-- Data shown follows --

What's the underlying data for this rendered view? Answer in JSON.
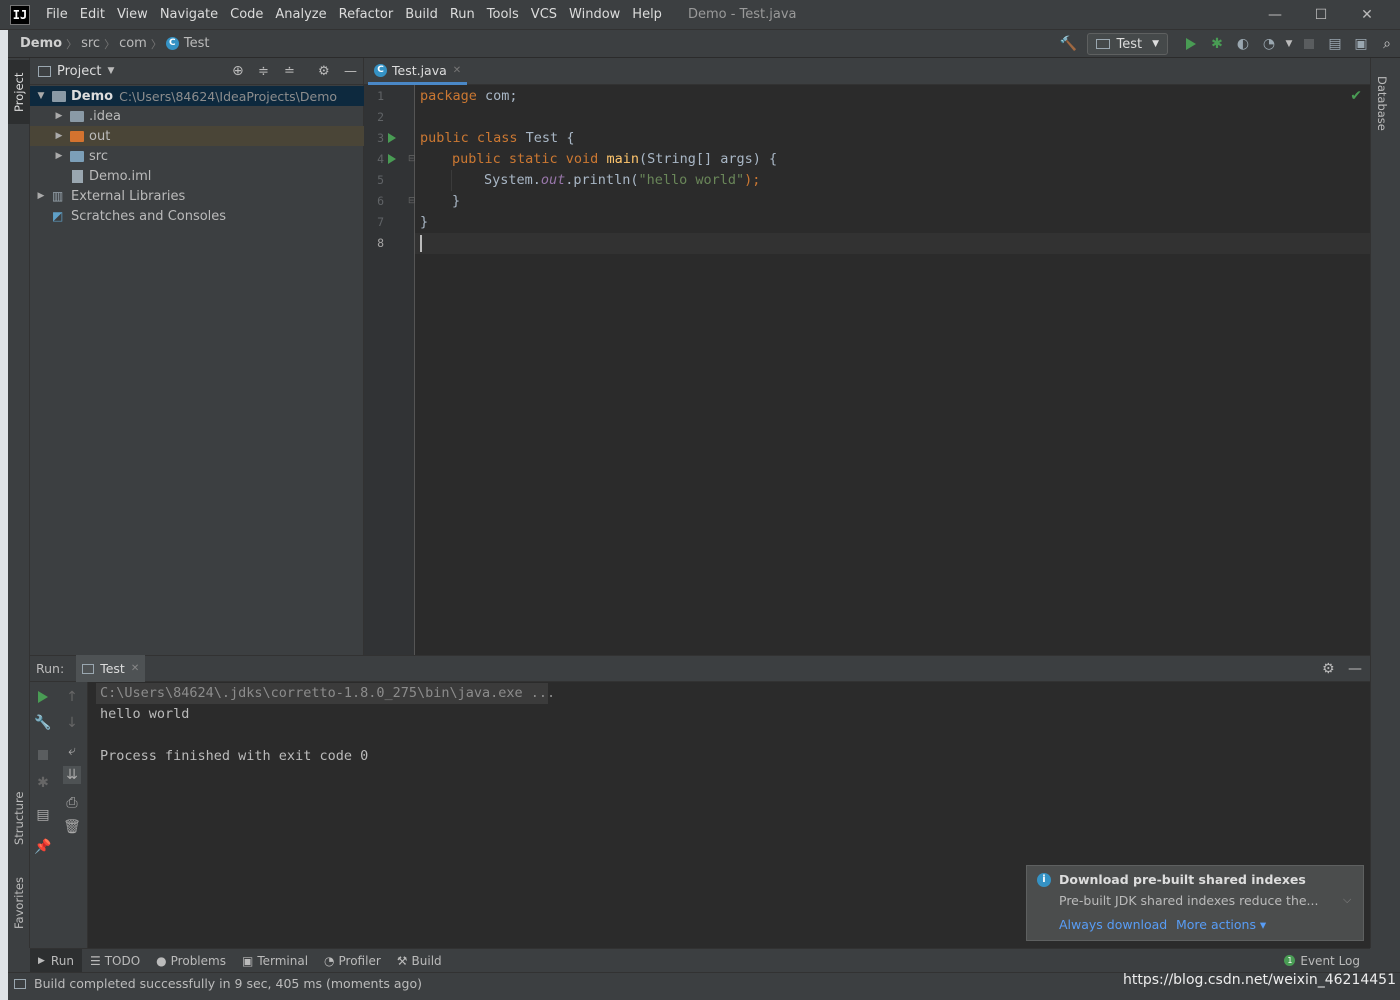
{
  "titlebar": {
    "logo": "IJ",
    "menu": [
      "File",
      "Edit",
      "View",
      "Navigate",
      "Code",
      "Analyze",
      "Refactor",
      "Build",
      "Run",
      "Tools",
      "VCS",
      "Window",
      "Help"
    ],
    "window_title": "Demo - Test.java",
    "controls": {
      "minimize": "—",
      "maximize": "☐",
      "close": "✕"
    }
  },
  "breadcrumb": {
    "project": "Demo",
    "items": [
      "src",
      "com",
      "Test"
    ]
  },
  "toolbar": {
    "run_config": "Test"
  },
  "left_stripe": {
    "project_tab": "Project",
    "structure_tab": "Structure",
    "favorites_tab": "Favorites"
  },
  "right_stripe": {
    "database_tab": "Database"
  },
  "project_panel": {
    "title": "Project",
    "tree": {
      "root_name": "Demo",
      "root_path": "C:\\Users\\84624\\IdeaProjects\\Demo",
      "idea": ".idea",
      "out": "out",
      "src": "src",
      "iml": "Demo.iml",
      "ext_libs": "External Libraries",
      "scratches": "Scratches and Consoles"
    }
  },
  "editor": {
    "tab_label": "Test.java",
    "line_numbers": [
      "1",
      "2",
      "3",
      "4",
      "5",
      "6",
      "7",
      "8"
    ],
    "code": {
      "l1_kw": "package",
      "l1_rest": " com;",
      "l3_kw": "public class",
      "l3_rest": " Test {",
      "l4_kw": "public static void",
      "l4_fn": "main",
      "l4_rest": "(String[] args) {",
      "l5_a": "System.",
      "l5_fld": "out",
      "l5_b": ".println(",
      "l5_str": "\"hello world\"",
      "l5_c": ");",
      "l6": "}",
      "l7": "}"
    }
  },
  "run_panel": {
    "label": "Run:",
    "tab": "Test",
    "console": [
      "C:\\Users\\84624\\.jdks\\corretto-1.8.0_275\\bin\\java.exe ...",
      "hello world",
      "",
      "Process finished with exit code 0"
    ]
  },
  "bottom_tools": [
    "Run",
    "TODO",
    "Problems",
    "Terminal",
    "Profiler",
    "Build"
  ],
  "event_log": "Event Log",
  "status": "Build completed successfully in 9 sec, 405 ms (moments ago)",
  "notification": {
    "title": "Download pre-built shared indexes",
    "body": "Pre-built JDK shared indexes reduce the...",
    "action1": "Always download",
    "action2": "More actions ▾"
  },
  "watermark": "https://blog.csdn.net/weixin_46214451",
  "colors": {
    "accent": "#4a88c7",
    "run_green": "#499c54",
    "keyword": "#cc7832",
    "string": "#6a8759"
  }
}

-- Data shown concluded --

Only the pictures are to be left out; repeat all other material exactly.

What's the underlying data for this rendered view? Answer in JSON.
{
  "titlebar": {
    "logo": "IJ",
    "menu": [
      "File",
      "Edit",
      "View",
      "Navigate",
      "Code",
      "Analyze",
      "Refactor",
      "Build",
      "Run",
      "Tools",
      "VCS",
      "Window",
      "Help"
    ],
    "window_title": "Demo - Test.java",
    "controls": {
      "minimize": "—",
      "maximize": "☐",
      "close": "✕"
    }
  },
  "breadcrumb": {
    "project": "Demo",
    "items": [
      "src",
      "com",
      "Test"
    ]
  },
  "toolbar": {
    "run_config": "Test"
  },
  "left_stripe": {
    "project_tab": "Project",
    "structure_tab": "Structure",
    "favorites_tab": "Favorites"
  },
  "right_stripe": {
    "database_tab": "Database"
  },
  "project_panel": {
    "title": "Project",
    "tree": {
      "root_name": "Demo",
      "root_path": "C:\\Users\\84624\\IdeaProjects\\Demo",
      "idea": ".idea",
      "out": "out",
      "src": "src",
      "iml": "Demo.iml",
      "ext_libs": "External Libraries",
      "scratches": "Scratches and Consoles"
    }
  },
  "editor": {
    "tab_label": "Test.java",
    "line_numbers": [
      "1",
      "2",
      "3",
      "4",
      "5",
      "6",
      "7",
      "8"
    ],
    "code": {
      "l1_kw": "package",
      "l1_rest": " com;",
      "l3_kw": "public class",
      "l3_rest": " Test {",
      "l4_kw": "public static void",
      "l4_fn": "main",
      "l4_rest": "(String[] args) {",
      "l5_a": "System.",
      "l5_fld": "out",
      "l5_b": ".println(",
      "l5_str": "\"hello world\"",
      "l5_c": ");",
      "l6": "}",
      "l7": "}"
    }
  },
  "run_panel": {
    "label": "Run:",
    "tab": "Test",
    "console": [
      "C:\\Users\\84624\\.jdks\\corretto-1.8.0_275\\bin\\java.exe ...",
      "hello world",
      "",
      "Process finished with exit code 0"
    ]
  },
  "bottom_tools": [
    "Run",
    "TODO",
    "Problems",
    "Terminal",
    "Profiler",
    "Build"
  ],
  "event_log": "Event Log",
  "status": "Build completed successfully in 9 sec, 405 ms (moments ago)",
  "notification": {
    "title": "Download pre-built shared indexes",
    "body": "Pre-built JDK shared indexes reduce the...",
    "action1": "Always download",
    "action2": "More actions ▾"
  },
  "watermark": "https://blog.csdn.net/weixin_46214451",
  "colors": {
    "accent": "#4a88c7",
    "run_green": "#499c54",
    "keyword": "#cc7832",
    "string": "#6a8759"
  }
}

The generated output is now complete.